In something of a surprise, the new owners of Miramax have announced a deep partnership with The Weinstein Company to create movie sequels and TV shows for a number of longstanding Miramax properties.
The first new projects underdevelopment will include sequels to "Bad Santa," "Rounders" and "Shakespeare in Love." The second is unexpected as the original film was considered a bomb after only grossing $22 million in 1998. The "Love" sequel is only questionable as few best picture winners besides "The Godfather" and "Rocky" return to the well for additional installments.
Other properties the companies hope to develop are "Bridget Jones’s Diary," "Copland," "From Dusk Till Dawn," "Swingers," "Clerks," "Shall We Dance," and "The Amityville Horror." Some of these projects will be direct to DVD or Blu-ray movies and its unclear overall if original filmmakers such as Quentin Tarantino, Doug Liman or Kevin Smith will be involved in such endeavors.

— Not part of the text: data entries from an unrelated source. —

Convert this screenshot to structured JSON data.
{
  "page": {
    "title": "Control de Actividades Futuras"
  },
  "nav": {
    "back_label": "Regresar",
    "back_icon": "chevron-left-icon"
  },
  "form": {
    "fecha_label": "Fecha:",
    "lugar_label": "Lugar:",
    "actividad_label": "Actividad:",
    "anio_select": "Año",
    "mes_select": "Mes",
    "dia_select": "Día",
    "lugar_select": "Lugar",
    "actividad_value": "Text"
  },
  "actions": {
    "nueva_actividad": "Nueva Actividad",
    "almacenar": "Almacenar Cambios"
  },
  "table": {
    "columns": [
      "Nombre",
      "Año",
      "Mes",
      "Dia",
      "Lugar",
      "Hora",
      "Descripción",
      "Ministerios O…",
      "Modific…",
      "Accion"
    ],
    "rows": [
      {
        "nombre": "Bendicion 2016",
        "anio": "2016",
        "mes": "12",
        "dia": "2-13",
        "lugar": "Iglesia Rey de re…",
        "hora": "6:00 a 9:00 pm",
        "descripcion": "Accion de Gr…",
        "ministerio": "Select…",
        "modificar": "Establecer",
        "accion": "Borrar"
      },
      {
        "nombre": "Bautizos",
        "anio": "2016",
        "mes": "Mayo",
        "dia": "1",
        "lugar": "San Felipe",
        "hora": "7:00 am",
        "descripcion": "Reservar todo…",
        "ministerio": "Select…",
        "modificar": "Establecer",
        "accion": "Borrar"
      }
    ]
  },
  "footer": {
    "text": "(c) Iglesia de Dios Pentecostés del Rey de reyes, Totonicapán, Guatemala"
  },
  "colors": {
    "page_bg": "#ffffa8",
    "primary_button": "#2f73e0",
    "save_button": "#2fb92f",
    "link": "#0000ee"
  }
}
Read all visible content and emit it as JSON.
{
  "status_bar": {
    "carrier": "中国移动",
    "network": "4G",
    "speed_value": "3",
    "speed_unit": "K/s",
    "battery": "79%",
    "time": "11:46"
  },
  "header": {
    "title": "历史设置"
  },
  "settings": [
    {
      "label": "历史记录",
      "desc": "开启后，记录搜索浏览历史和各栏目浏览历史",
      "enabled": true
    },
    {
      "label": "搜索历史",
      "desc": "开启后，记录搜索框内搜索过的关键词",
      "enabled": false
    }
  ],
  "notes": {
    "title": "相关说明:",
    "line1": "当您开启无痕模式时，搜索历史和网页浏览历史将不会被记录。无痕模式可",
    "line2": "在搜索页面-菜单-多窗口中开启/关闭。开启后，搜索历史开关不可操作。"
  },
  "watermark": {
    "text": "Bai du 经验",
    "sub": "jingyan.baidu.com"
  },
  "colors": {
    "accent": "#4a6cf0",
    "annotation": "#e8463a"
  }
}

The companies are already partnered on 2011's "Scream 4,""Spy Kids 4" and "Scary Movie 5." Those films were set up prior to Miramax being acquired from the Walt Disney Company.
In a statement, Harvey and Bob Weinstein, who originally founded Miramax before selling it to Disney, were quoted as saying, "We are very close to these films and the new management of Miramax also feels that we are in the best position to create sequels that are at once worthy and compelling in their own right. We look forward to working with Mike and his team on getting these films into production as soon as possible, and extending our partnership in the years ahead.”
New Miramax CEO Mile Lang remarked, "“We are thrilled and honored to work with Harvey and Bob Weinstein. There is no better partner to build on these great films and turn them into franchises, while also creating exciting new TV properties. This agreement will extend the Miramax library while also enabling us to create new content without committing near-term capital.”
It's worth noting the Weinsteins unsuccessfully bid to try to reclaim the company they departed in 2005 earlier this year, but the deal fell apart at the last minute. Instead, consortium of outside investor lead by Colony Capital acquired the mini-major's 700 film library. So far, the company appears content to exploit its properties and not venture into original productions or acquisitions.